Say Goodbye to Garden Woes: Garden Frontier Has the Solutions

Home Gardening Coconut Tree Growing From Store Bought Coconut, 6 Easy Steps

Coconut Tree Growing From Store Bought Coconut, 6 Easy Steps


Coconut Tree

Coconut Tree

Can I grow a coconut tree from a store-bought coconut if I plant it just right?
You people just never run out of things to wonder about, do you? That’s OK with me. I need the work.

Yes, you could grow a coconut palm with coconut from the store, but it wouldn’t be easy.

For starters, I am told coconuts grow best between the latitudes 25-degrees north and 25 south. Phoenix is at 33-some degrees north.

And even if you did get one going, it would be at least nine months before it sprouted and seven years before it bore fruit.

Did you know a coconut is a drupe? That means it is a fleshy fruit with its seed encased in a hard stone, like cherries and stuff like that.

However, if you have decided to go ahead with this, here’s what to do:

First, of course, you’ll need a coconut.

Pick one that still has the husk on it, and make sure you can hear the juice sloshing around inside.

Put the coconut on the ground to see which way it naturally rests, and then plant it in that position in a 3-gallon pot.

Plant it about halfway down in a mix of about 60 percent soil and 40 percent coarse sand.

Water it enough to keep the soil lightly moist, but the coconut will rot if you overdo the watering.

Partial shade works best.

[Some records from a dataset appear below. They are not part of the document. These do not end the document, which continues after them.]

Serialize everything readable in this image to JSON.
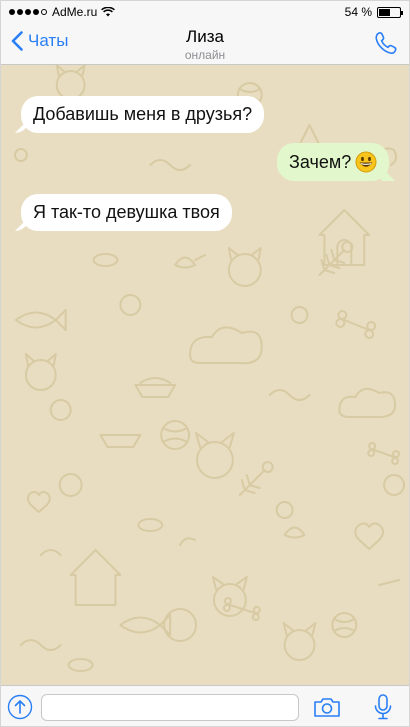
{
  "status_bar": {
    "carrier": "AdMe.ru",
    "battery": "54 %",
    "battery_level": 0.54,
    "signal_dots_filled": 4,
    "signal_dots_total": 5
  },
  "nav": {
    "back_label": "Чаты",
    "contact_name": "Лиза",
    "contact_status": "онлайн",
    "back_icon": "chevron-left-icon",
    "call_icon": "phone-icon"
  },
  "messages": [
    {
      "direction": "incoming",
      "text": "Добавишь меня в друзья?"
    },
    {
      "direction": "outgoing",
      "text": "Зачем?",
      "emoji": "grinning-face"
    },
    {
      "direction": "incoming",
      "text": "Я так-то девушка твоя"
    }
  ],
  "input_bar": {
    "attach_icon": "attach-up-arrow-icon",
    "placeholder": "",
    "value": "",
    "camera_icon": "camera-icon",
    "mic_icon": "microphone-icon"
  },
  "colors": {
    "accent": "#2a7ff6",
    "wallpaper": "#e8ddc0",
    "incoming_bubble": "#ffffff",
    "outgoing_bubble": "#e2f7cb"
  }
}
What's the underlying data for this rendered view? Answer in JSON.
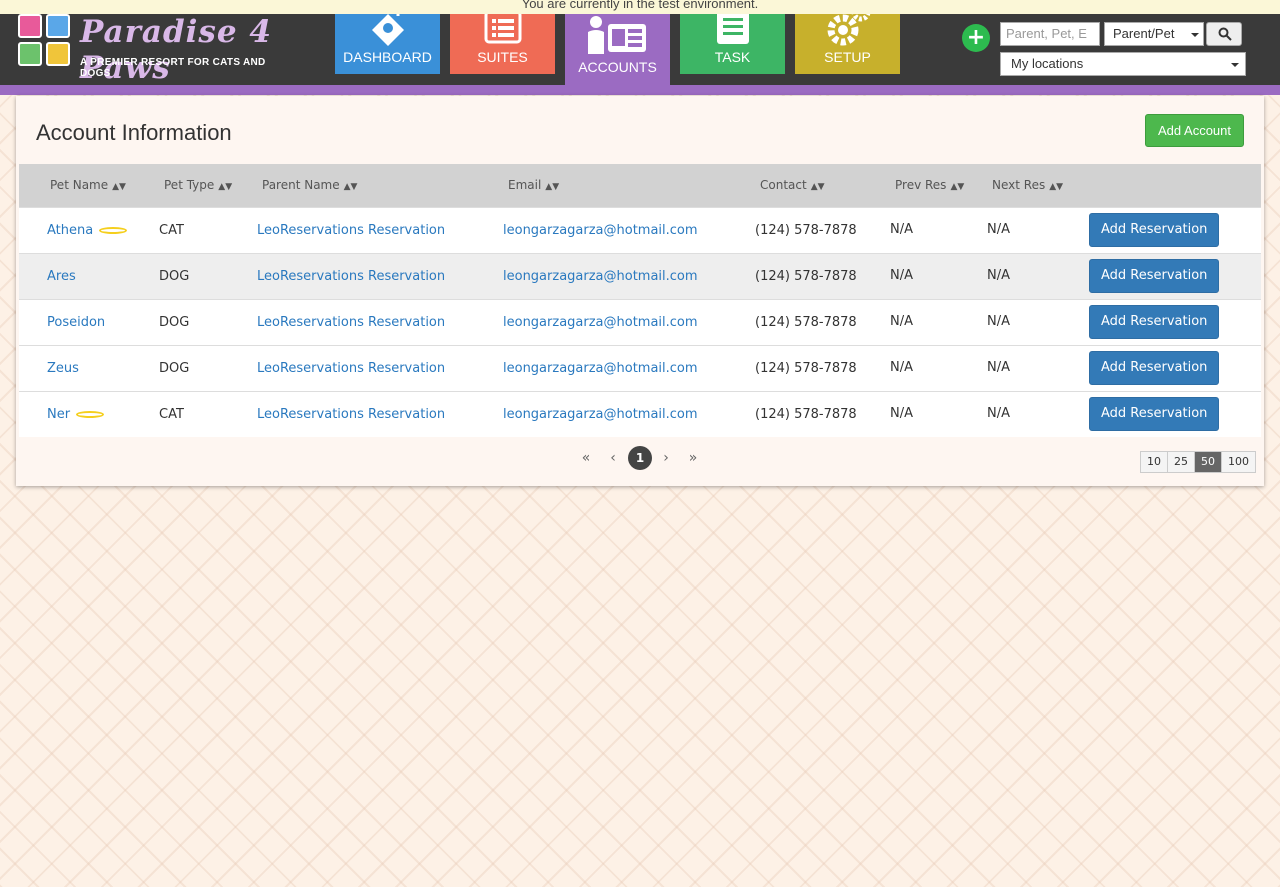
{
  "banner": {
    "text": "You are currently in the test environment."
  },
  "logo": {
    "title": "Paradise 4 Paws",
    "subtitle": "A PREMIER RESORT FOR CATS AND DOGS"
  },
  "nav": {
    "items": [
      {
        "label": "DASHBOARD",
        "color": "#3a90d8"
      },
      {
        "label": "SUITES",
        "color": "#ef6b55"
      },
      {
        "label": "ACCOUNTS",
        "color": "#9b6bc2"
      },
      {
        "label": "TASK",
        "color": "#3db565"
      },
      {
        "label": "SETUP",
        "color": "#c7b02c"
      }
    ]
  },
  "search": {
    "placeholder": "Parent, Pet, E",
    "type_select": "Parent/Pet",
    "location_select": "My locations"
  },
  "panel": {
    "title": "Account Information",
    "add_account_label": "Add Account"
  },
  "table": {
    "headers": [
      "Pet Name",
      "Pet Type",
      "Parent Name",
      "Email",
      "Contact",
      "Prev Res",
      "Next Res"
    ],
    "rows": [
      {
        "pet_name": "Athena",
        "halo": true,
        "pet_type": "CAT",
        "parent_name": "LeoReservations Reservation",
        "email": "leongarzagarza@hotmail.com",
        "contact": "(124) 578-7878",
        "prev_res": "N/A",
        "next_res": "N/A",
        "action": "Add Reservation"
      },
      {
        "pet_name": "Ares",
        "halo": false,
        "pet_type": "DOG",
        "parent_name": "LeoReservations Reservation",
        "email": "leongarzagarza@hotmail.com",
        "contact": "(124) 578-7878",
        "prev_res": "N/A",
        "next_res": "N/A",
        "action": "Add Reservation"
      },
      {
        "pet_name": "Poseidon",
        "halo": false,
        "pet_type": "DOG",
        "parent_name": "LeoReservations Reservation",
        "email": "leongarzagarza@hotmail.com",
        "contact": "(124) 578-7878",
        "prev_res": "N/A",
        "next_res": "N/A",
        "action": "Add Reservation"
      },
      {
        "pet_name": "Zeus",
        "halo": false,
        "pet_type": "DOG",
        "parent_name": "LeoReservations Reservation",
        "email": "leongarzagarza@hotmail.com",
        "contact": "(124) 578-7878",
        "prev_res": "N/A",
        "next_res": "N/A",
        "action": "Add Reservation"
      },
      {
        "pet_name": "Ner",
        "halo": true,
        "pet_type": "CAT",
        "parent_name": "LeoReservations Reservation",
        "email": "leongarzagarza@hotmail.com",
        "contact": "(124) 578-7878",
        "prev_res": "N/A",
        "next_res": "N/A",
        "action": "Add Reservation"
      }
    ]
  },
  "pagination": {
    "first": "«",
    "prev": "‹",
    "current": "1",
    "next": "›",
    "last": "»",
    "page_sizes": [
      "10",
      "25",
      "50",
      "100"
    ],
    "active_size": "50"
  }
}
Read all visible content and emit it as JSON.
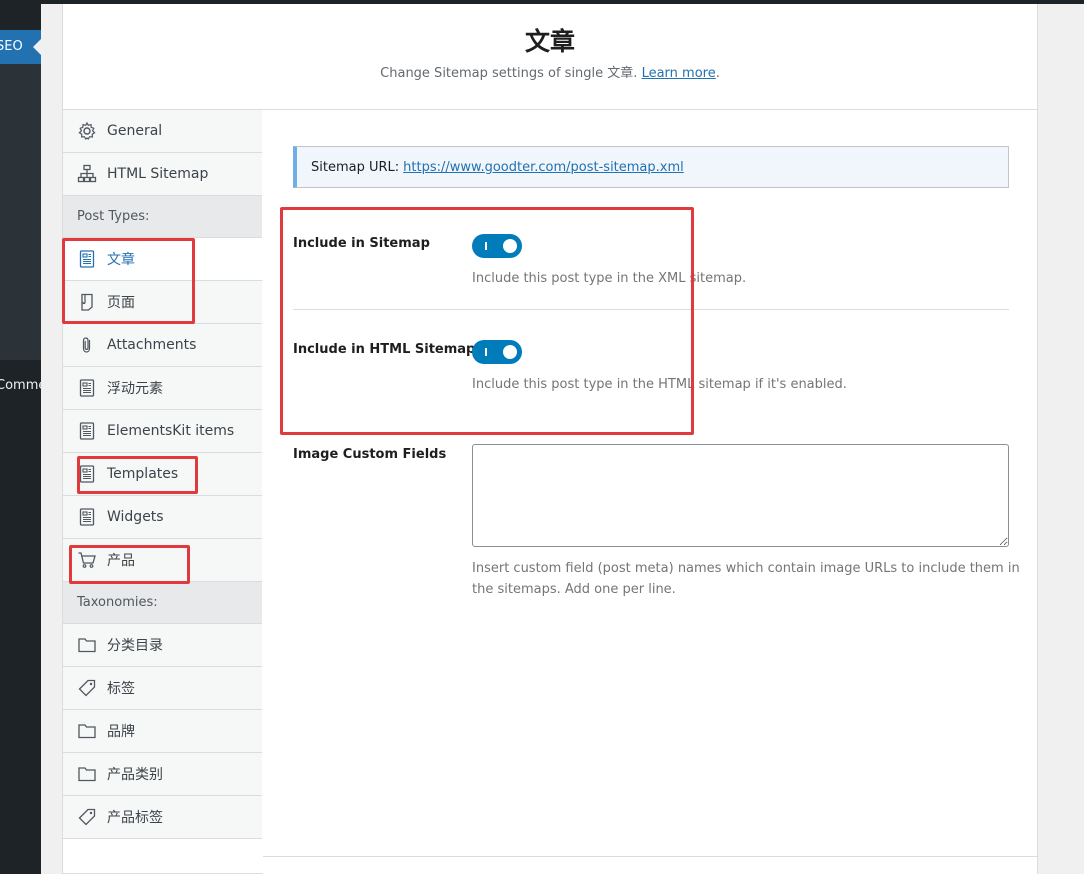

I read that it takes temperatures between 90 and 100 degrees for the seed to germinate, but I don’t know that for a fact.

Take Care of Your Coconut Tree

Once your tree has begun to grow, there are a few things you can do to keep it healthy.

The first thing you should do is water your coconut tree often. You don’t have to water the tree as often as necessary, so long it drains well.

To ensure that the soil drains well if you are going to repot your coconut trees, make sure to add vermiculite or sand to the new soil.

A second reason is that coconut palms require heavy-feeding fertilizers. You should choose a fertilizer that provides basic nutrients and trace nutrients such as boron, manganese, and magnesium.

Coconut palms are susceptible to cold. Your coconut palm will need to be moved inside if it is cold outside.

You should provide additional light and keep it out of direct sunlight. It is best to grow your coconut tree outdoors in the summer.

Container-grown coconut trees tend to be less productive. Although they may live only five to six years, it is still a great project.


Comments are closed.

Exit mobile version
Please Share To Your Friends